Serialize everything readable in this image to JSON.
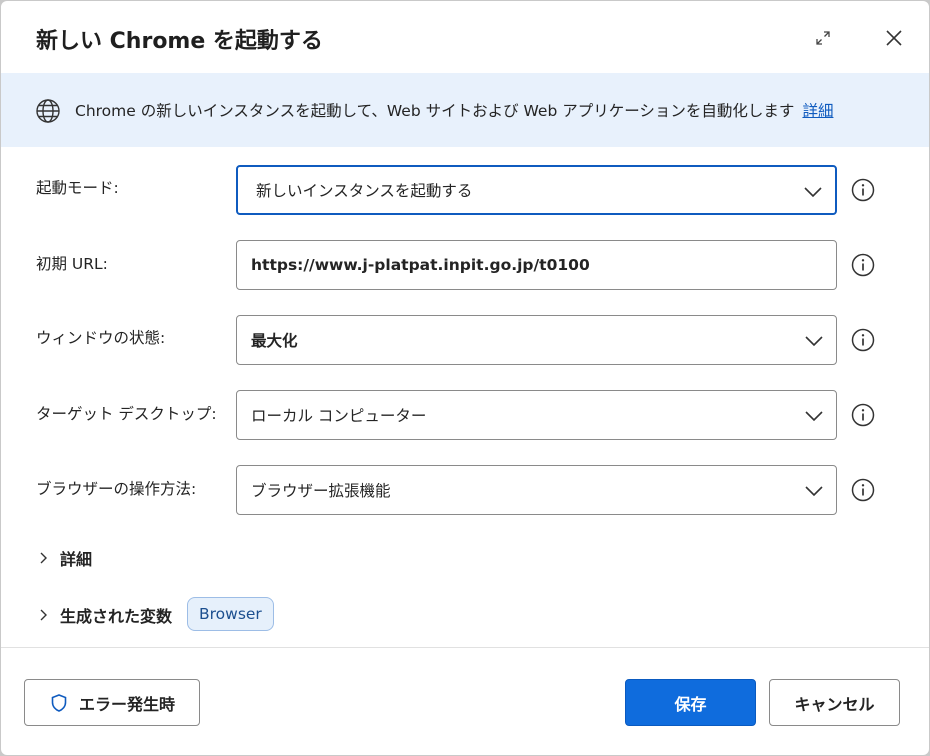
{
  "dialog": {
    "title": "新しい Chrome を起動する"
  },
  "banner": {
    "icon": "globe-icon",
    "text": "Chrome の新しいインスタンスを起動して、Web サイトおよび Web アプリケーションを自動化します",
    "link": "詳細"
  },
  "form": {
    "launch_mode": {
      "label": "起動モード:",
      "value": "新しいインスタンスを起動する"
    },
    "initial_url": {
      "label": "初期 URL:",
      "value": "https://www.j-platpat.inpit.go.jp/t0100"
    },
    "window_state": {
      "label": "ウィンドウの状態:",
      "value": "最大化"
    },
    "target_desktop": {
      "label": "ターゲット デスクトップ:",
      "value": "ローカル コンピューター"
    },
    "browser_method": {
      "label": "ブラウザーの操作方法:",
      "value": "ブラウザー拡張機能"
    }
  },
  "sections": {
    "details": "詳細",
    "generated_vars": "生成された変数",
    "var_badge": "Browser"
  },
  "footer": {
    "on_error": "エラー発生時",
    "save": "保存",
    "cancel": "キャンセル"
  },
  "colors": {
    "accent": "#0f6cdd",
    "banner_bg": "#e8f1fc",
    "link": "#0f5bbf"
  }
}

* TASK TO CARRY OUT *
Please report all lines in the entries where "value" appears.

* SOLVED EXERCISE *
      "value": "新しいインスタンスを起動する"
      "value": "https://www.j-platpat.inpit.go.jp/t0100"
      "value": "最大化"
      "value": "ローカル コンピューター"
      "value": "ブラウザー拡張機能"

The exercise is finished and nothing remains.